**Data for the task**.
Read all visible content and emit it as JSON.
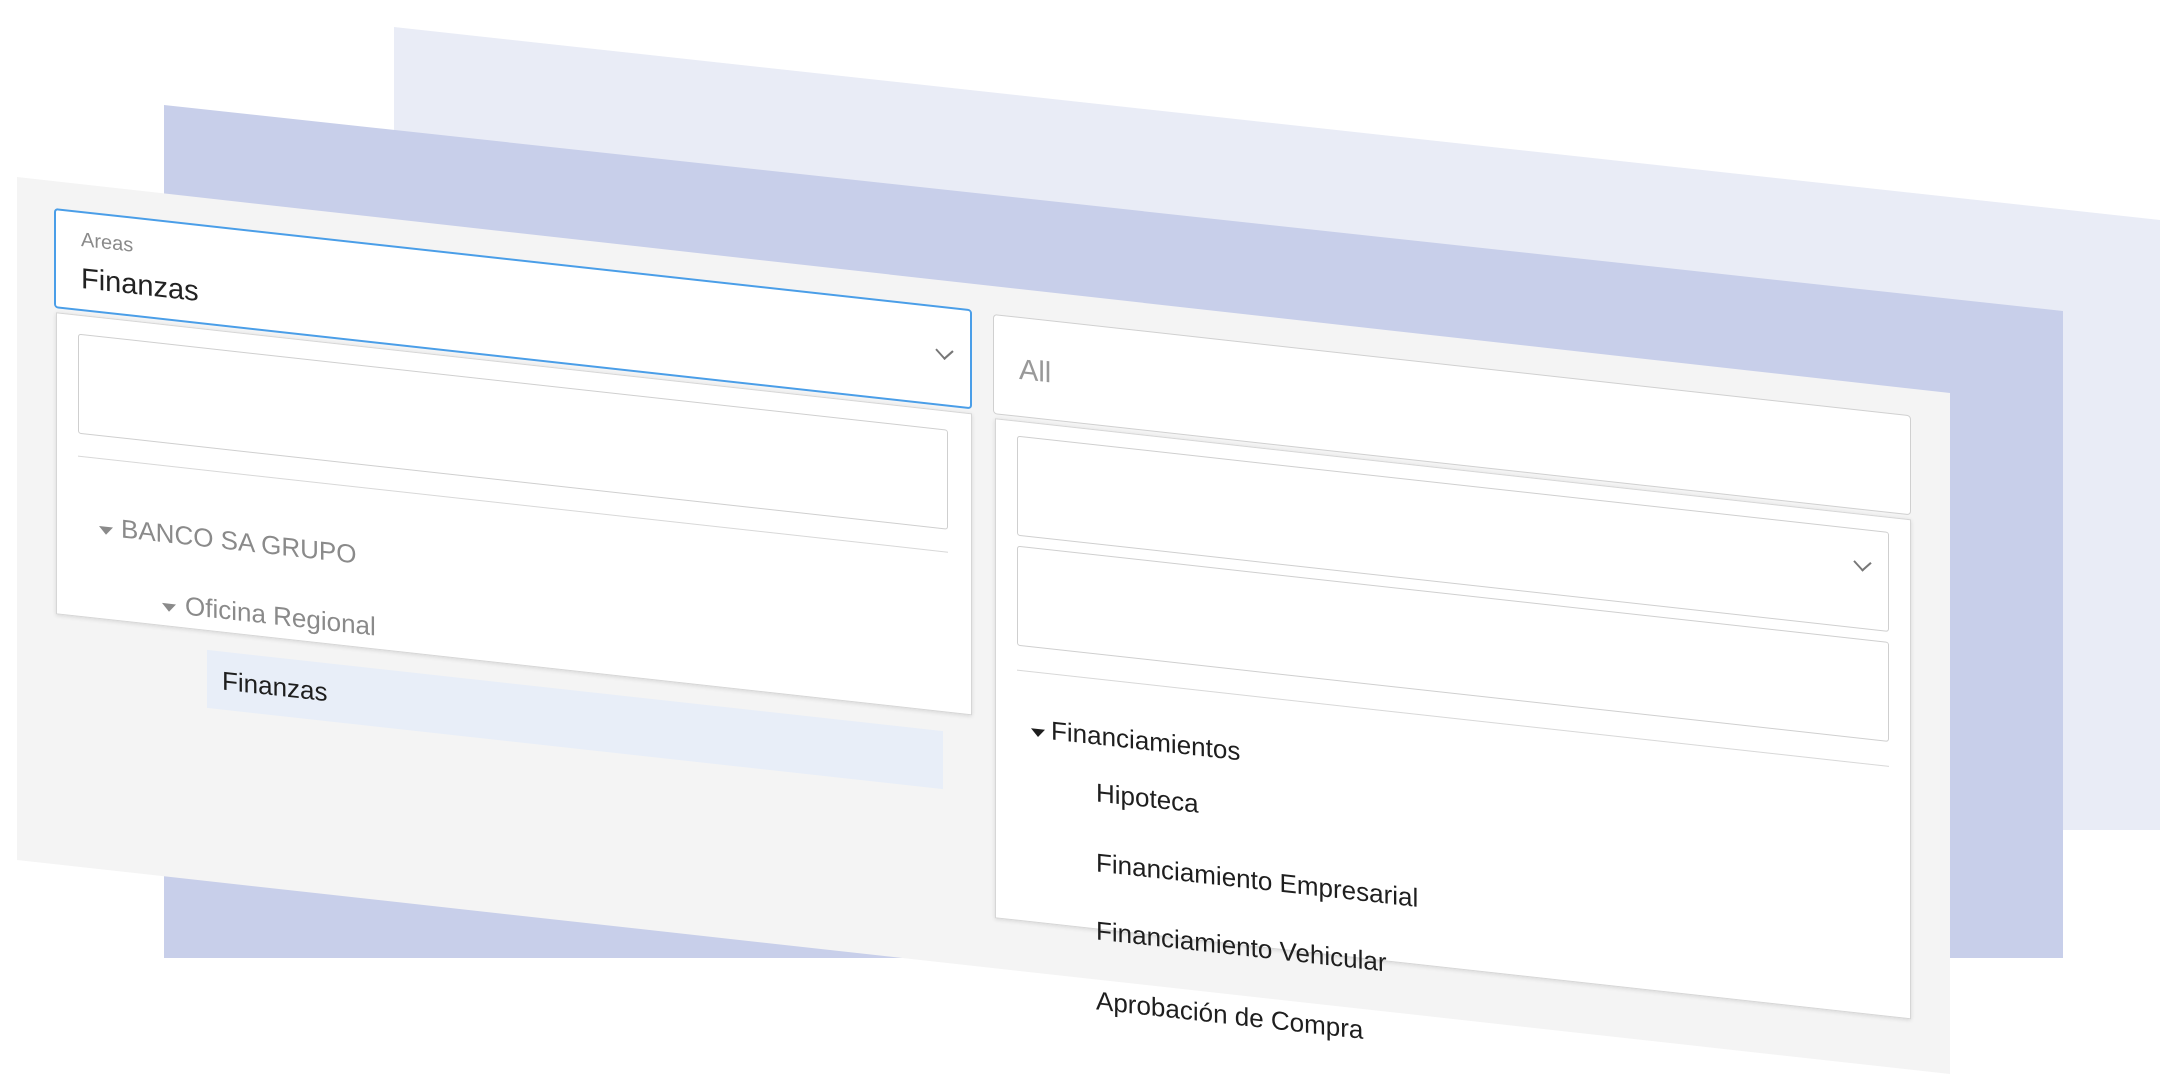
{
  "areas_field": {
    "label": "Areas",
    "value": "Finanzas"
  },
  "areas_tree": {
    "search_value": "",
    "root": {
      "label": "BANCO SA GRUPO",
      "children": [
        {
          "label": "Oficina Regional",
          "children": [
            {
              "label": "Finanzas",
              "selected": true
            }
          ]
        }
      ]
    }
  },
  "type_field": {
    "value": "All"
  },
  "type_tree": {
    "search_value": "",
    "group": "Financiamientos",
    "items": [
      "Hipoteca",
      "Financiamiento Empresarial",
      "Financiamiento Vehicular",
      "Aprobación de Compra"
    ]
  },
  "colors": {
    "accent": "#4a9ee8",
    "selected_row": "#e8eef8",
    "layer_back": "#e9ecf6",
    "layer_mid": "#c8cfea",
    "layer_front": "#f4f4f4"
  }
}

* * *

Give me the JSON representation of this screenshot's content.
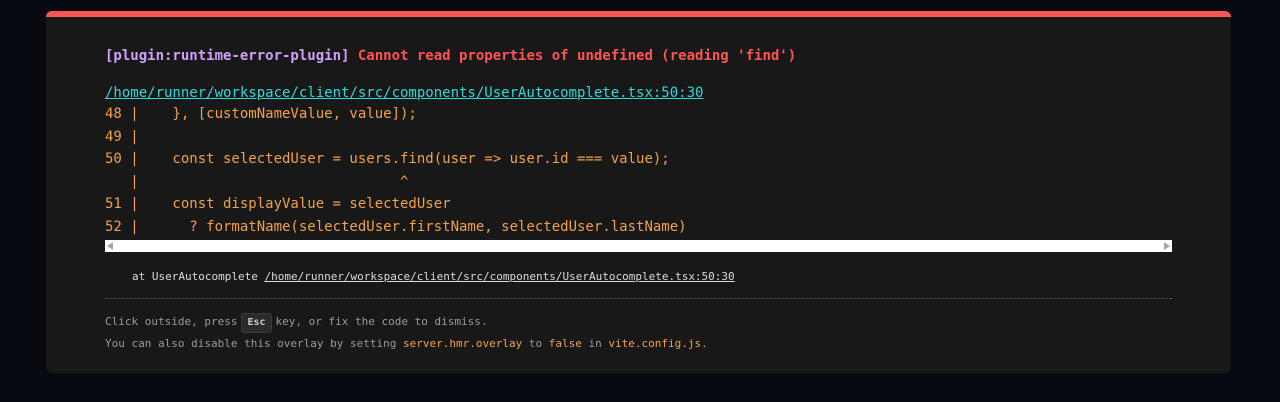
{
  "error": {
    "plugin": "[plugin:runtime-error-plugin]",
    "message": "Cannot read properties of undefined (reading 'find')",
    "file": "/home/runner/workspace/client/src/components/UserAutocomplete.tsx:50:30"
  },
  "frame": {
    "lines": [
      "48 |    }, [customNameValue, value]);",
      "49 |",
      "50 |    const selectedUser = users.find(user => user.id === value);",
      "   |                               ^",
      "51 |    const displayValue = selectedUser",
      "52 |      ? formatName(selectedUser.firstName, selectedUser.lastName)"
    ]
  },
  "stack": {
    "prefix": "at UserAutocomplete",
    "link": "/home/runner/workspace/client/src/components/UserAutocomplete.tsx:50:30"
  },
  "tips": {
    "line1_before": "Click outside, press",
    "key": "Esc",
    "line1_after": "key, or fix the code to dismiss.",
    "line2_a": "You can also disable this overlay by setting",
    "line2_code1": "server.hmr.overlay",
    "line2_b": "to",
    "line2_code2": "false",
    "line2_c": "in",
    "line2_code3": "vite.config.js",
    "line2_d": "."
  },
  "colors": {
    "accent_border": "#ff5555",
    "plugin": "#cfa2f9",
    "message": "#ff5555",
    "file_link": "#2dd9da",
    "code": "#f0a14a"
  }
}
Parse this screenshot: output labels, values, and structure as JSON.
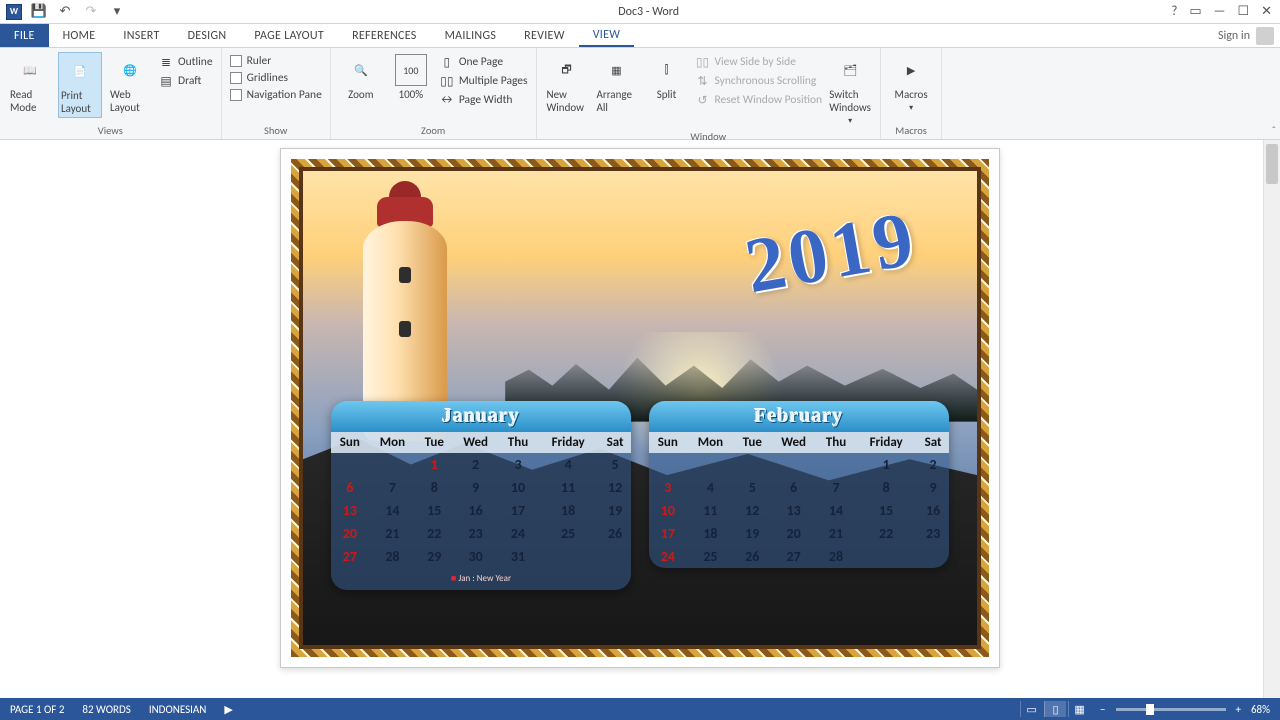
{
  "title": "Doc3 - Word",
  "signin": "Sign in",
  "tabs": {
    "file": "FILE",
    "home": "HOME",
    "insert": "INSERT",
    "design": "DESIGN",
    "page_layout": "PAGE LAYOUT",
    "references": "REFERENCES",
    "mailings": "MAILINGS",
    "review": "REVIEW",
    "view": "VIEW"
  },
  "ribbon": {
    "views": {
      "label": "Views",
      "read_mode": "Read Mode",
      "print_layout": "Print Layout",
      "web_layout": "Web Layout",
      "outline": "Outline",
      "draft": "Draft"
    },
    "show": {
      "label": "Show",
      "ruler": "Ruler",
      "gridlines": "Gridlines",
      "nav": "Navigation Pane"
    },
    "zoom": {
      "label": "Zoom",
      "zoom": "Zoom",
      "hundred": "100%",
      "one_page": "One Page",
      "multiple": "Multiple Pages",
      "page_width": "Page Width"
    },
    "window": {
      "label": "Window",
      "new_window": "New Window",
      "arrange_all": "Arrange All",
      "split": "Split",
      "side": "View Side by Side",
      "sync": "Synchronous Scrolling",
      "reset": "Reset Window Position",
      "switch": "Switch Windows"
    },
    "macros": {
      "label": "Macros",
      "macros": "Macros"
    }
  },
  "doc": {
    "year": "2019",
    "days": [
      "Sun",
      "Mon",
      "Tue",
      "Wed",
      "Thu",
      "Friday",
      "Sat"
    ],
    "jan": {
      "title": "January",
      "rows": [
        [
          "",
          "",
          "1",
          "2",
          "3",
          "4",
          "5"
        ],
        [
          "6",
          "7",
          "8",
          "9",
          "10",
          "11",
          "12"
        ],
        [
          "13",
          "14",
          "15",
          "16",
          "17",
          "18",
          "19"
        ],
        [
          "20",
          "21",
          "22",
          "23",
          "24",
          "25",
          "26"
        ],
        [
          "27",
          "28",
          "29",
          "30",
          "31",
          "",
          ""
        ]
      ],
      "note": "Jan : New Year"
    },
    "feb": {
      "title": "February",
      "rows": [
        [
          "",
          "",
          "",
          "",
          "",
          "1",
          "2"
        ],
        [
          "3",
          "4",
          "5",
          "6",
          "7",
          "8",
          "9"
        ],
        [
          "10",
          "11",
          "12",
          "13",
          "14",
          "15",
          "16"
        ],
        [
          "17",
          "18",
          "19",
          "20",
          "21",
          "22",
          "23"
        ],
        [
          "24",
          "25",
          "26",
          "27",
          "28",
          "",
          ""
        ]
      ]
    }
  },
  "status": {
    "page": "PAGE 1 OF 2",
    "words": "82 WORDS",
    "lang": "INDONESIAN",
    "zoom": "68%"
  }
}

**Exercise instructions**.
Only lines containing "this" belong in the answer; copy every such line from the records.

**Exercise solution**.
Give me the JSON representation of this screenshot's content.
    "line2_a": "You can also disable this overlay by setting",
Parse this screenshot: output labels, values, and structure as JSON.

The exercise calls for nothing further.